Quite a titillating title, isn’t it? Now that I have your attention, let’s get to the REAL issue – the guilt that we can feel when we follow (or just anticipate following) our passions and dreams.
Recently, I discovered a beautiful quote from the Reverend Dr. Howard Thurman that I knew I had to share, so I posted it on Facebook. In case you missed it, here it is:
“Don’t ask yourself what the world needs; ask yourself what makes you come alive.
And then go and do that.
Because what the world needs is people who have come alive.”
This is why I knew I had to share this: I often hear the following sentiment from people who struggle with the idea of living a life that is a reflection of their unique dreams and passions:
“But if I follow my dreams, I’m being selfish.”
And to be honest, the first time someone suggested that I embark on a personal journey to discover my passion and live it, I felt guilty about even considering it. Not only was I up against a cultural bias which had ingrained in me the value that other’s needs come before my own, but as soon as I started contemplating addressing my own desires, shrinking dollar signs immediately appeared in front of me, worries about neglecting my family nagged at me, and I quickly talked myself out of even considering the idea of discovering what my passion was, let alone live it.
However, another vague phrase from somewhere in my past kept niggling away at my consciousness, and it goes something like this: “If you’re no good to yourself, then you’re no good to anyone else”. There are many variations of this phrase, but the idea is basically the same. It’s about putting yourself first in the most elemental way so that you are “on purpose”, and able to do your best work. I’ve also heard it described this way: we are each an essential cog in the universal wheel of life, and if the cog is not doing what it was meant to do (its purpose), then the wheel doesn’t work properly. Read on……
A Better New Year For You
Whether or not you are a New Year’s resolution-maker, the start of a new year often feels like a good time to take stock of where you’ve been, and where you’d like to go. But there can be many obstacles holding us back from actually taking that journey, and we may not even be sure what that journey is.
A colleague of mine passed along the video below by Max Simon, which contains good, simple advice about the steps to take to figure it all out. Although the title is “Frustrated At Work”, the ideas really pertain to all areas of your life.
Check out Max’s the full article, “Why You Need to Make Peace With 2014″.

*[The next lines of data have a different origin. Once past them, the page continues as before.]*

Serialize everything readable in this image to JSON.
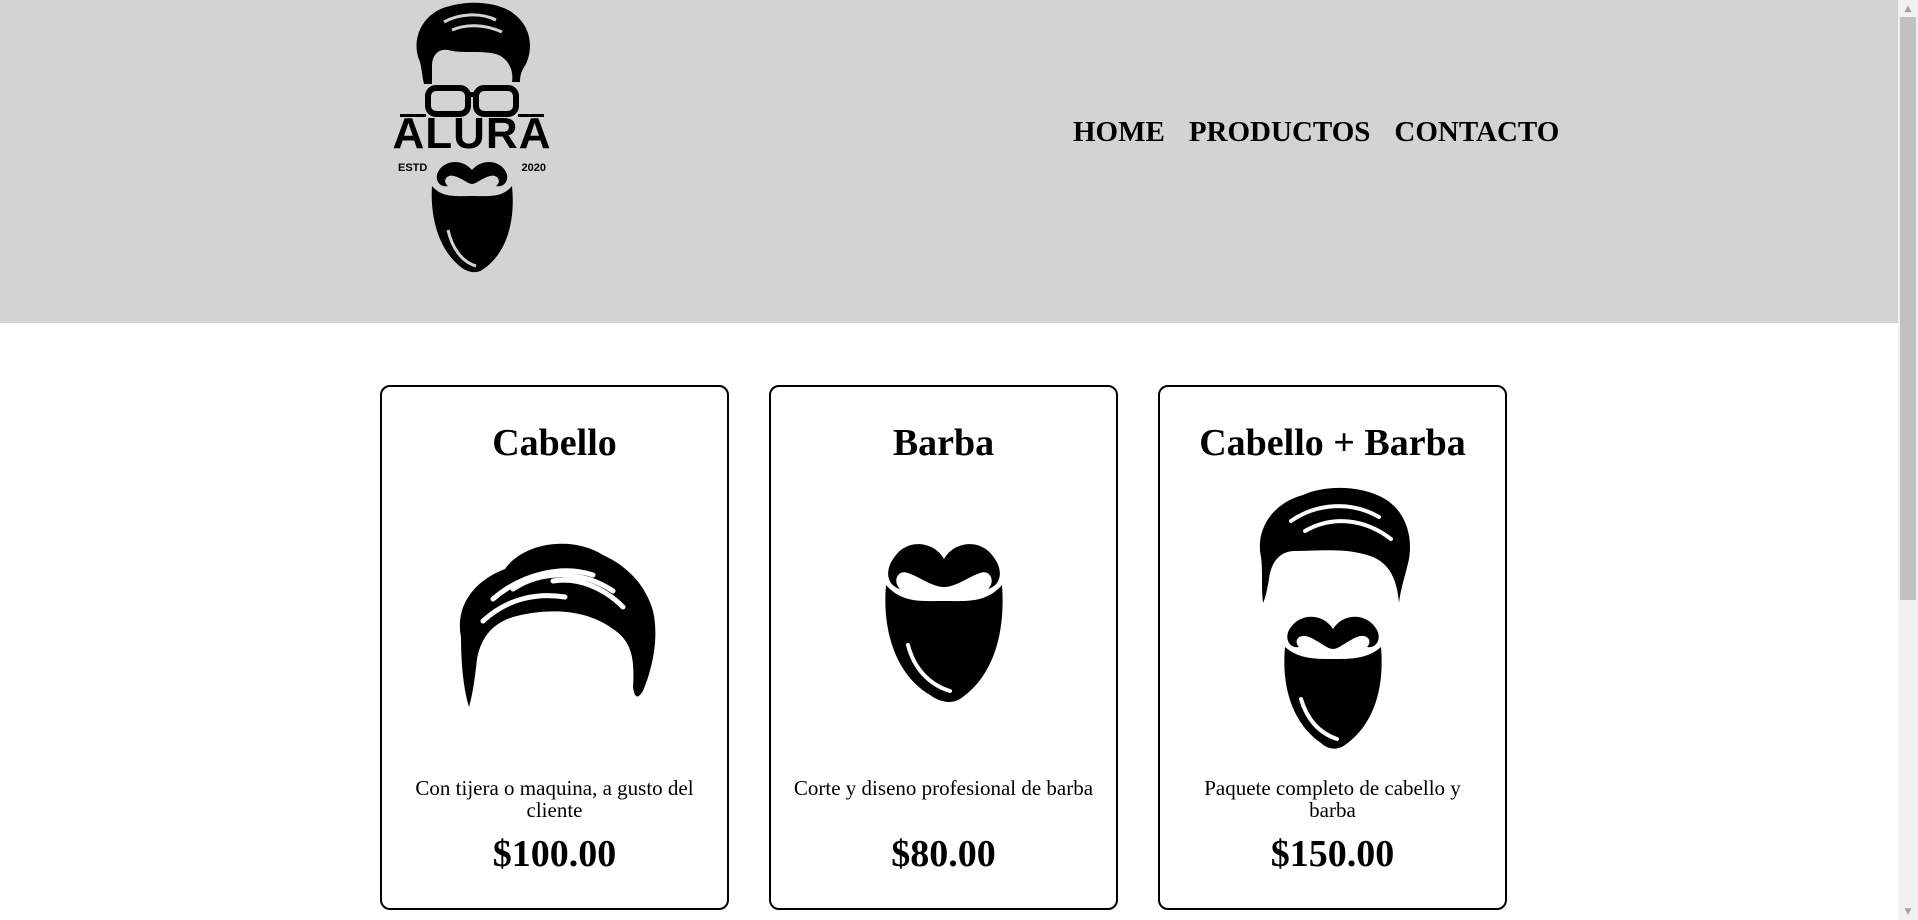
{
  "header": {
    "logo": {
      "brand": "ALURA",
      "estd": "ESTD",
      "year": "2020"
    },
    "nav": [
      "HOME",
      "PRODUCTOS",
      "CONTACTO"
    ]
  },
  "products": [
    {
      "title": "Cabello",
      "description": "Con tijera o maquina, a gusto del cliente",
      "price": "$100.00",
      "icon": "hair-icon"
    },
    {
      "title": "Barba",
      "description": "Corte y diseno profesional de barba",
      "price": "$80.00",
      "icon": "beard-icon"
    },
    {
      "title": "Cabello + Barba",
      "description": "Paquete completo de cabello y barba",
      "price": "$150.00",
      "icon": "hair-and-beard-icon"
    }
  ],
  "colors": {
    "header_bg": "#d3d3d3",
    "page_bg": "#ffffff",
    "text": "#000000"
  }
}
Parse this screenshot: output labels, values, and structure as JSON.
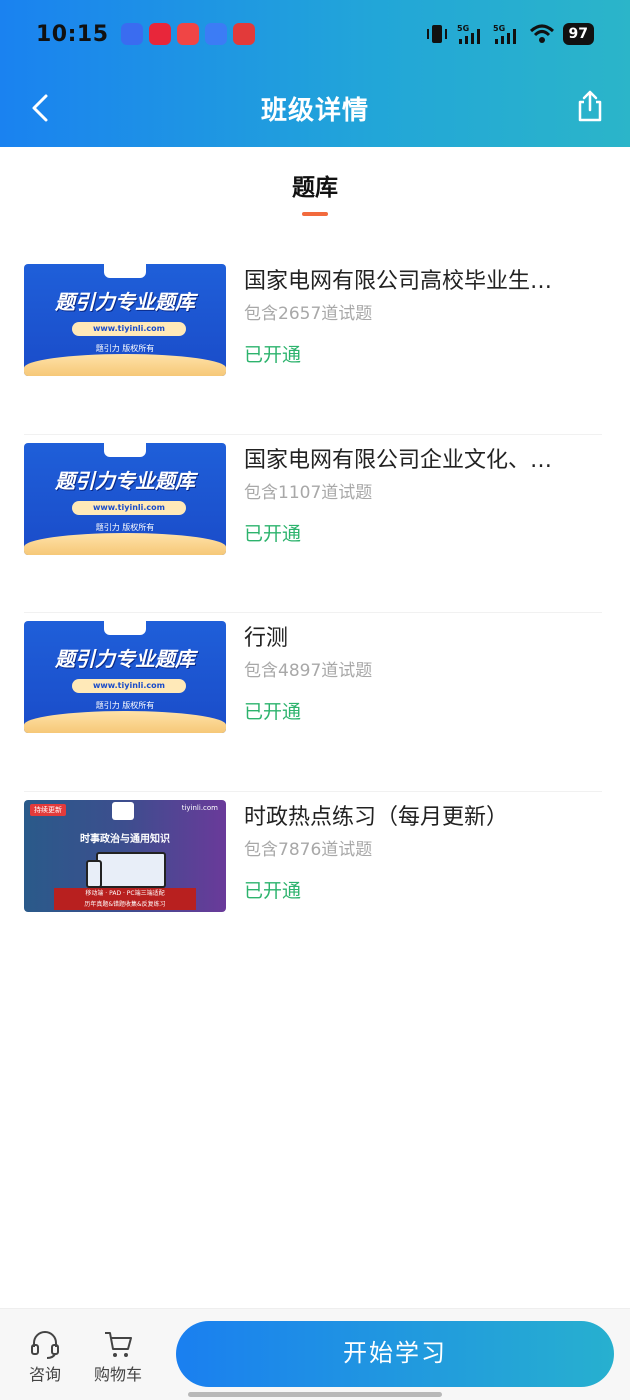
{
  "status_bar": {
    "time": "10:15",
    "battery": "97",
    "signal_1": "5G",
    "signal_2": "5G"
  },
  "nav": {
    "title": "班级详情"
  },
  "tab": {
    "label": "题库"
  },
  "thumb_text": {
    "headline": "题引力专业题库",
    "url": "www.tiyinli.com",
    "copyright": "题引力 版权所有",
    "tag": "持续更新",
    "site": "tiyinli.com",
    "title2": "时事政治与通用知识",
    "red_line1": "移动端 · PAD · PC端三端适配",
    "red_line2": "历年真题&错题收集&反复练习"
  },
  "items": [
    {
      "title": "国家电网有限公司高校毕业生…",
      "count": "包含2657道试题",
      "status": "已开通",
      "thumb": "blue"
    },
    {
      "title": "国家电网有限公司企业文化、…",
      "count": "包含1107道试题",
      "status": "已开通",
      "thumb": "blue"
    },
    {
      "title": "行测",
      "count": "包含4897道试题",
      "status": "已开通",
      "thumb": "blue"
    },
    {
      "title": "时政热点练习（每月更新）",
      "count": "包含7876道试题",
      "status": "已开通",
      "thumb": "purple"
    }
  ],
  "bottom": {
    "consult_label": "咨询",
    "cart_label": "购物车",
    "start_label": "开始学习"
  },
  "colors": {
    "accent_blue": "#1a82f0",
    "status_green": "#2db36d",
    "tab_underline": "#f26a3d"
  }
}
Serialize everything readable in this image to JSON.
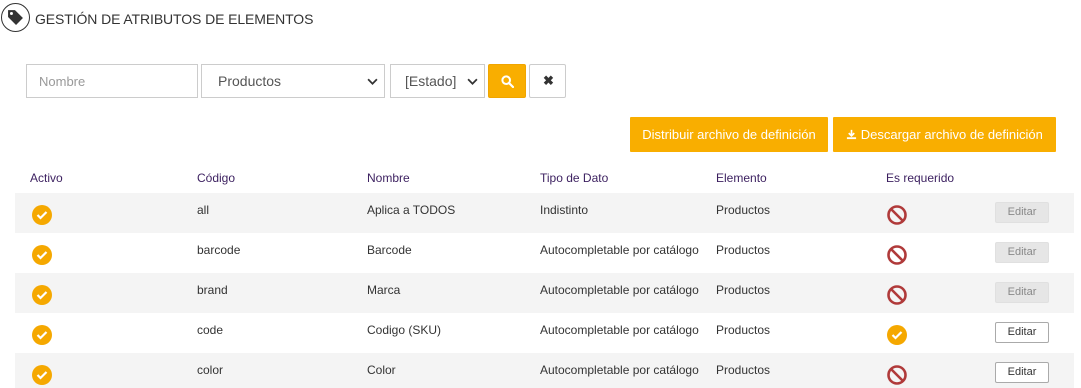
{
  "page": {
    "title": "GESTIÓN DE ATRIBUTOS DE ELEMENTOS",
    "title_icon": "tag-icon"
  },
  "filters": {
    "name_placeholder": "Nombre",
    "name_value": "",
    "element_select": "Productos",
    "state_select": "[Estado]",
    "search_icon": "search-icon",
    "clear_icon": "close-icon",
    "clear_label": "✖"
  },
  "actions": {
    "distribute_label": "Distribuir archivo de definición",
    "download_label": "Descargar archivo de definición",
    "download_icon": "download-icon"
  },
  "colors": {
    "accent": "#f9ae00",
    "header_text": "#3b1f5f",
    "forbidden": "#b03a3a"
  },
  "table": {
    "headers": [
      "Activo",
      "Código",
      "Nombre",
      "Tipo de Dato",
      "Elemento",
      "Es requerido"
    ],
    "rows": [
      {
        "active": true,
        "code": "all",
        "name": "Aplica a TODOS",
        "type": "Indistinto",
        "element": "Productos",
        "required": false,
        "edit_label": "Editar",
        "edit_enabled": false
      },
      {
        "active": true,
        "code": "barcode",
        "name": "Barcode",
        "type": "Autocompletable por catálogo",
        "element": "Productos",
        "required": false,
        "edit_label": "Editar",
        "edit_enabled": false
      },
      {
        "active": true,
        "code": "brand",
        "name": "Marca",
        "type": "Autocompletable por catálogo",
        "element": "Productos",
        "required": false,
        "edit_label": "Editar",
        "edit_enabled": false
      },
      {
        "active": true,
        "code": "code",
        "name": "Codigo (SKU)",
        "type": "Autocompletable por catálogo",
        "element": "Productos",
        "required": true,
        "edit_label": "Editar",
        "edit_enabled": true
      },
      {
        "active": true,
        "code": "color",
        "name": "Color",
        "type": "Autocompletable por catálogo",
        "element": "Productos",
        "required": false,
        "edit_label": "Editar",
        "edit_enabled": true
      }
    ]
  }
}
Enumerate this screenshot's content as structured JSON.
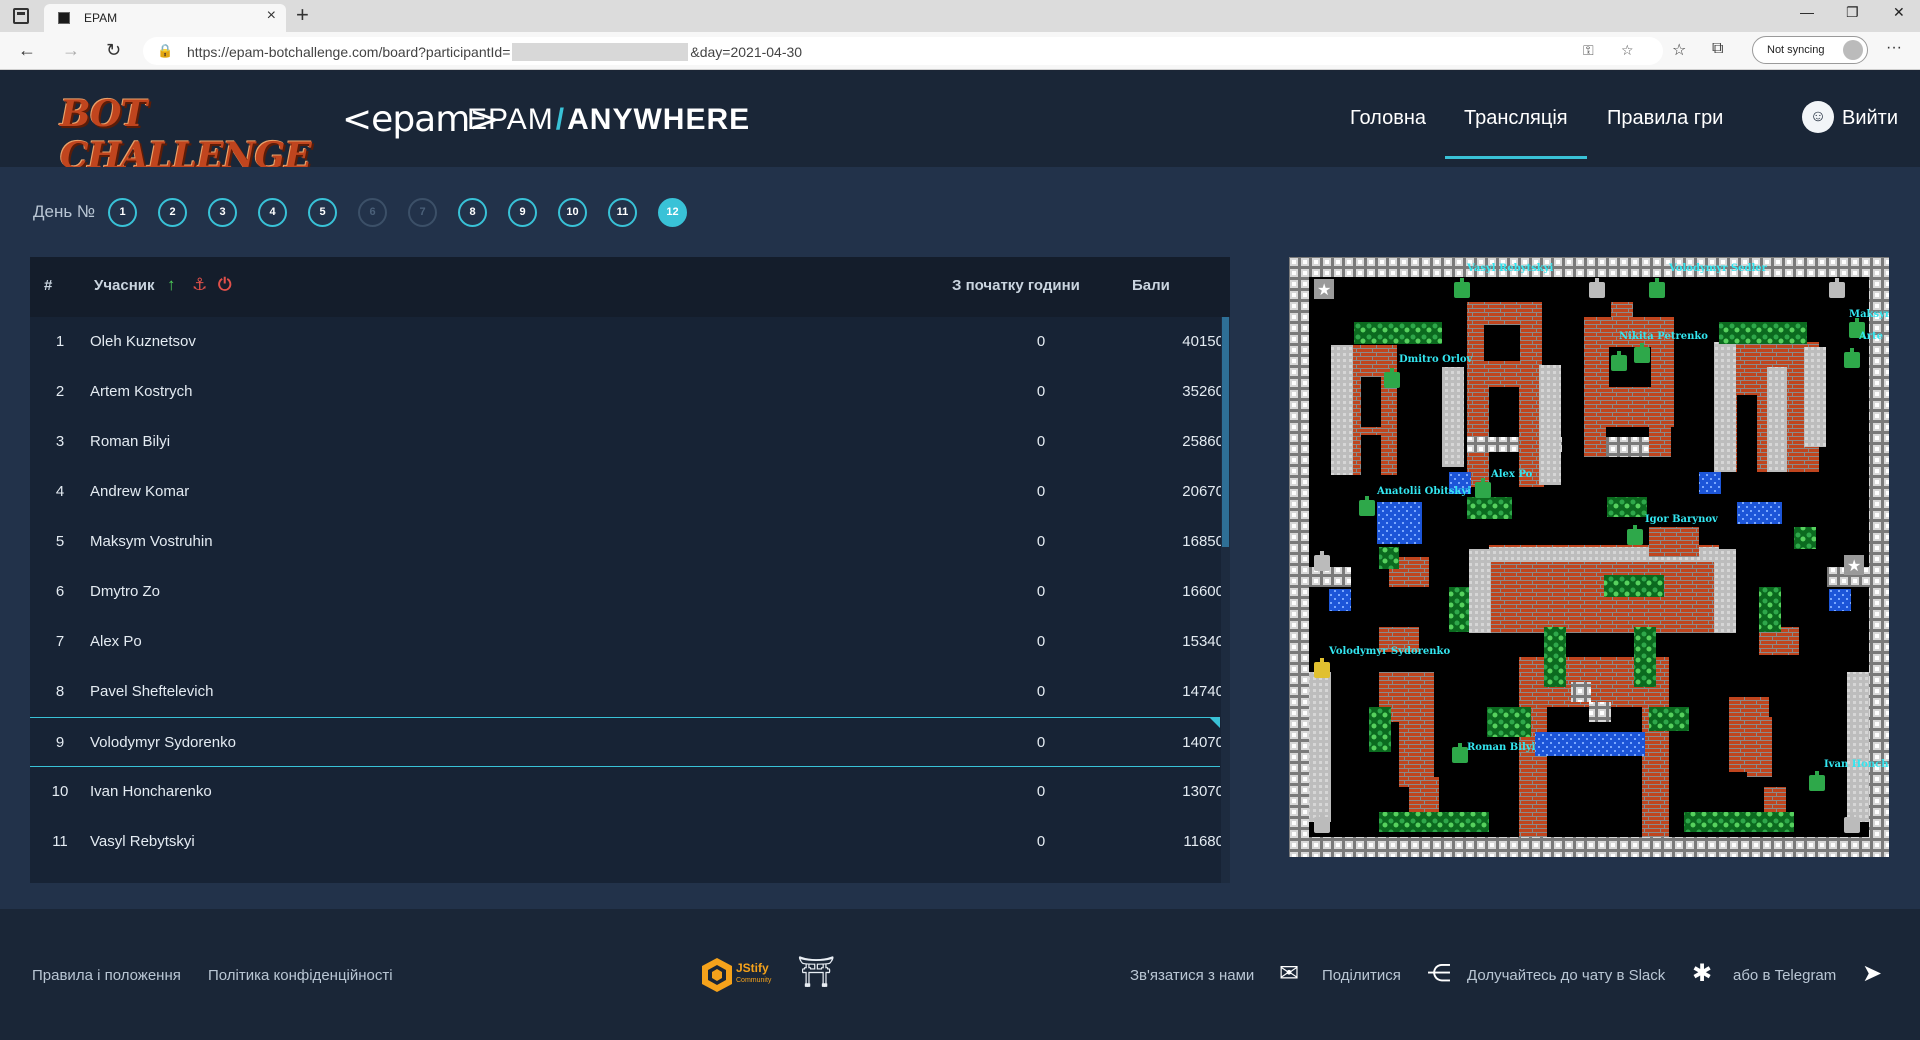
{
  "browser": {
    "tab_title": "EPAM",
    "url_prefix": "https://epam-botchallenge.com/board?participantId=",
    "url_suffix": "&day=2021-04-30",
    "sync_label": "Not syncing"
  },
  "header": {
    "logo_bot": "BOT CHALLENGE",
    "logo_epam": "<epam>",
    "logo_anywhere_a": "EPAM",
    "logo_anywhere_b": "ANYWHERE",
    "nav": [
      "Головна",
      "Трансляція",
      "Правила гри"
    ],
    "logout": "Вийти"
  },
  "days": {
    "label": "День №",
    "items": [
      "1",
      "2",
      "3",
      "4",
      "5",
      "6",
      "7",
      "8",
      "9",
      "10",
      "11",
      "12"
    ],
    "disabled": [
      "6",
      "7"
    ],
    "current": "12"
  },
  "board": {
    "col_num": "#",
    "col_name": "Учасник",
    "col_hours": "З початку години",
    "col_points": "Бали",
    "rows": [
      {
        "num": "1",
        "name": "Oleh Kuznetsov",
        "hours": "0",
        "points": "40150"
      },
      {
        "num": "2",
        "name": "Artem Kostrych",
        "hours": "0",
        "points": "35260"
      },
      {
        "num": "3",
        "name": "Roman Bilyi",
        "hours": "0",
        "points": "25860"
      },
      {
        "num": "4",
        "name": "Andrew Komar",
        "hours": "0",
        "points": "20670"
      },
      {
        "num": "5",
        "name": "Maksym Vostruhin",
        "hours": "0",
        "points": "16850"
      },
      {
        "num": "6",
        "name": "Dmytro Zo",
        "hours": "0",
        "points": "16600"
      },
      {
        "num": "7",
        "name": "Alex Po",
        "hours": "0",
        "points": "15340"
      },
      {
        "num": "8",
        "name": "Pavel Sheftelevich",
        "hours": "0",
        "points": "14740"
      },
      {
        "num": "9",
        "name": "Volodymyr Sydorenko",
        "hours": "0",
        "points": "14070",
        "selected": true
      },
      {
        "num": "10",
        "name": "Ivan Honcharenko",
        "hours": "0",
        "points": "13070"
      },
      {
        "num": "11",
        "name": "Vasyl Rebytskyi",
        "hours": "0",
        "points": "11680"
      }
    ]
  },
  "game": {
    "players": [
      "Vasyl Rebytskyi",
      "Volodymyr Sedler",
      "Maksym",
      "Arte",
      "Nikita Petrenko",
      "Dmitro Orlov",
      "Alex Po",
      "Anatolii Obitskyi",
      "Igor Barynov",
      "Volodymyr Sydorenko",
      "Roman Bilyi",
      "Ivan Honcha"
    ]
  },
  "footer": {
    "rules": "Правила і положення",
    "privacy": "Політика конфіденційності",
    "jstify": "JStify",
    "jstify_sub": "Community",
    "contact": "Зв'язатися з нами",
    "share": "Поділитися",
    "slack": "Долучайтесь до чату в Slack",
    "telegram": "або в Telegram"
  },
  "colors": {
    "accent": "#39c2d7",
    "header_bg": "#1a2637",
    "main_bg": "#22324a",
    "brick": "#c0451e",
    "grass": "#2ea84a",
    "water": "#1c55d8"
  }
}
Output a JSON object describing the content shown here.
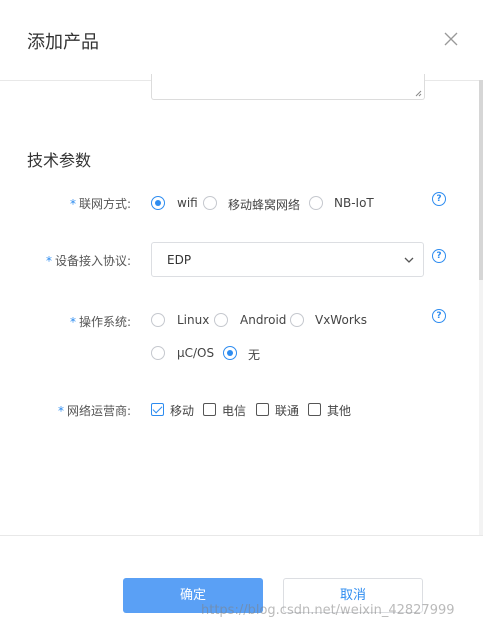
{
  "dialog": {
    "title": "添加产品"
  },
  "section": {
    "tech_params_title": "技术参数"
  },
  "fields": {
    "network_mode": {
      "required_mark": "*",
      "label": "联网方式:",
      "options": [
        "wifi",
        "移动蜂窝网络",
        "NB-IoT"
      ],
      "selected": "wifi"
    },
    "protocol": {
      "required_mark": "*",
      "label": "设备接入协议:",
      "value": "EDP"
    },
    "os": {
      "required_mark": "*",
      "label": "操作系统:",
      "options": [
        "Linux",
        "Android",
        "VxWorks",
        "μC/OS",
        "无"
      ],
      "selected": "无"
    },
    "carrier": {
      "required_mark": "*",
      "label": "网络运营商:",
      "options": [
        "移动",
        "电信",
        "联通",
        "其他"
      ],
      "checked": [
        "移动"
      ]
    }
  },
  "help_icon": "?",
  "buttons": {
    "ok": "确定",
    "cancel": "取消"
  },
  "watermark": "https://blog.csdn.net/weixin_42827999",
  "colors": {
    "accent": "#2d8cf0",
    "ok_button": "#5aa0f5"
  },
  "icons": [
    "close-icon",
    "help-icon",
    "chevron-down-icon",
    "resize-grip-icon"
  ]
}
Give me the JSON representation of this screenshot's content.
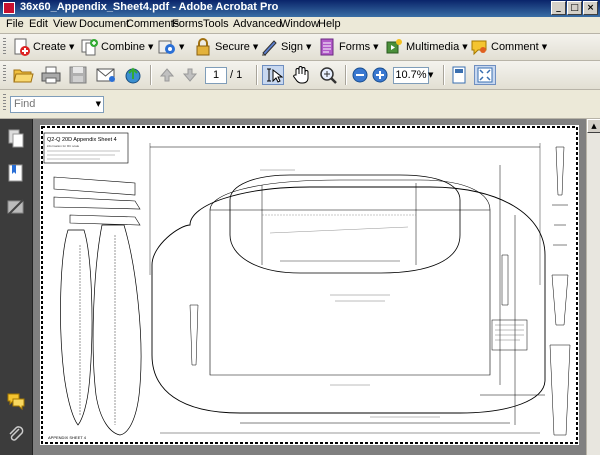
{
  "window": {
    "title": "36x60_Appendix_Sheet4.pdf - Adobe Acrobat Pro",
    "min_glyph": "_",
    "max_glyph": "□",
    "close_glyph": "×"
  },
  "menu": [
    "File",
    "Edit",
    "View",
    "Document",
    "Comments",
    "Forms",
    "Tools",
    "Advanced",
    "Window",
    "Help"
  ],
  "toolbar_tasks": {
    "create": "Create",
    "combine": "Combine",
    "secure": "Secure",
    "sign": "Sign",
    "forms": "Forms",
    "multimedia": "Multimedia",
    "comment": "Comment"
  },
  "navigation": {
    "current_page": "1",
    "page_count": "/ 1",
    "zoom": "10.7%"
  },
  "find": {
    "placeholder": "Find"
  },
  "document": {
    "title": "Q2-Q 20D Appendix Sheet 4",
    "subtitle": "information for RC scale",
    "footer": "APPENDIX SHEET 4"
  },
  "colors": {
    "titlebar": "#0a246a",
    "nav_pane": "#3c3c3c",
    "doc_background": "#808080"
  }
}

To some people, the word “awareness” may sound like one of those buzz words that are thrown around without much meaning. This couldn’t be further from the truth. Awareness is the key to effective and supportive communication, in developing compassion, in reducing stress, being assertive without being aggressive, developing and maintaining healthy relationships, and mindful living, to name a few. If you open your senses to the world around you, your awareness will bloom.
When you begin to pay attention, focusing on something or someone, you are already developing awareness. Read on……
“I failed my way to success”
I chuckled when I first read this quote from Thomas Edison. Then, as I thought about it some more, I realized that this little 6-word quote contains a great commentary on our collective concept of failure
You’ve been there. A decision needs to be made. You feel as though there are a million things to consider. All kinds of questions race through your mind. “What if I make the “wrong” decision? Have I considered all of the possibilities? How will my decision affect other people? Will I be able to change my mind if I don’t like my decision?”
Your head is spinning, you feel anxious, and all you want to do is run.
I ran across this post on Facebook. It’s easy to get so wrapped up in our own stories that we forget that everyone has their own unique story.
Think of the times when you have looked at someone and made a quick assumption, quickly followed by judgment. Did you look into that person’s eyes? Did you touch their soul? Did you hear their story?
Learn it with compassion. Forgive with open-heartedness.. And above all, love.
Think Positive Words
I was chatting with a close family member recently, and she described what a difficult time she was having making some decisions about what to do next in her life. She was poised at a transition point and considering many variables, was consumed with the process – it occupied her thoughts throughout the day – and she was understandably exhausted. I felt badly for her, because I knew that she felt extraordinarily uncomfortable in that limbo that often exists before you make big decisions.
Today I am reprinting a post from the website Zen Habits, created by writer Leo Babauta. Leo is all about sharing his wisdom and insight – all of his website content is uncopyrighted. He has such a clear, elegant way of expressing his concept and thoughts, that I know they will resonate with you! Be well!
I was meeting with a colleague the other day, and she described an experience she had while trying to have a conversation with people who displayed some rigidity in their beliefs. One of the challenges for her was that rigid thinking is the antithesis of who she is, so trying to have this conversation was very difficult. But she expressed how this also provided her with the opportunity to engage in a difficult discussion with gentleness. As soon as she used those words, I stopped listening and started to REALLY pay attention. Read on……
Our society is very goal-oriented. You identify a goal. You make a plan to reach the goal. You take steps to reach the goal. You invariably encounter obstacles along the way. You try to work through the obstacles. Sometimes, you become discouraged and frustrated. Sometimes you feel like quitting. It’s often a struggle. Could there be a better way of doing this? Yes! By using the power of intention. Read on……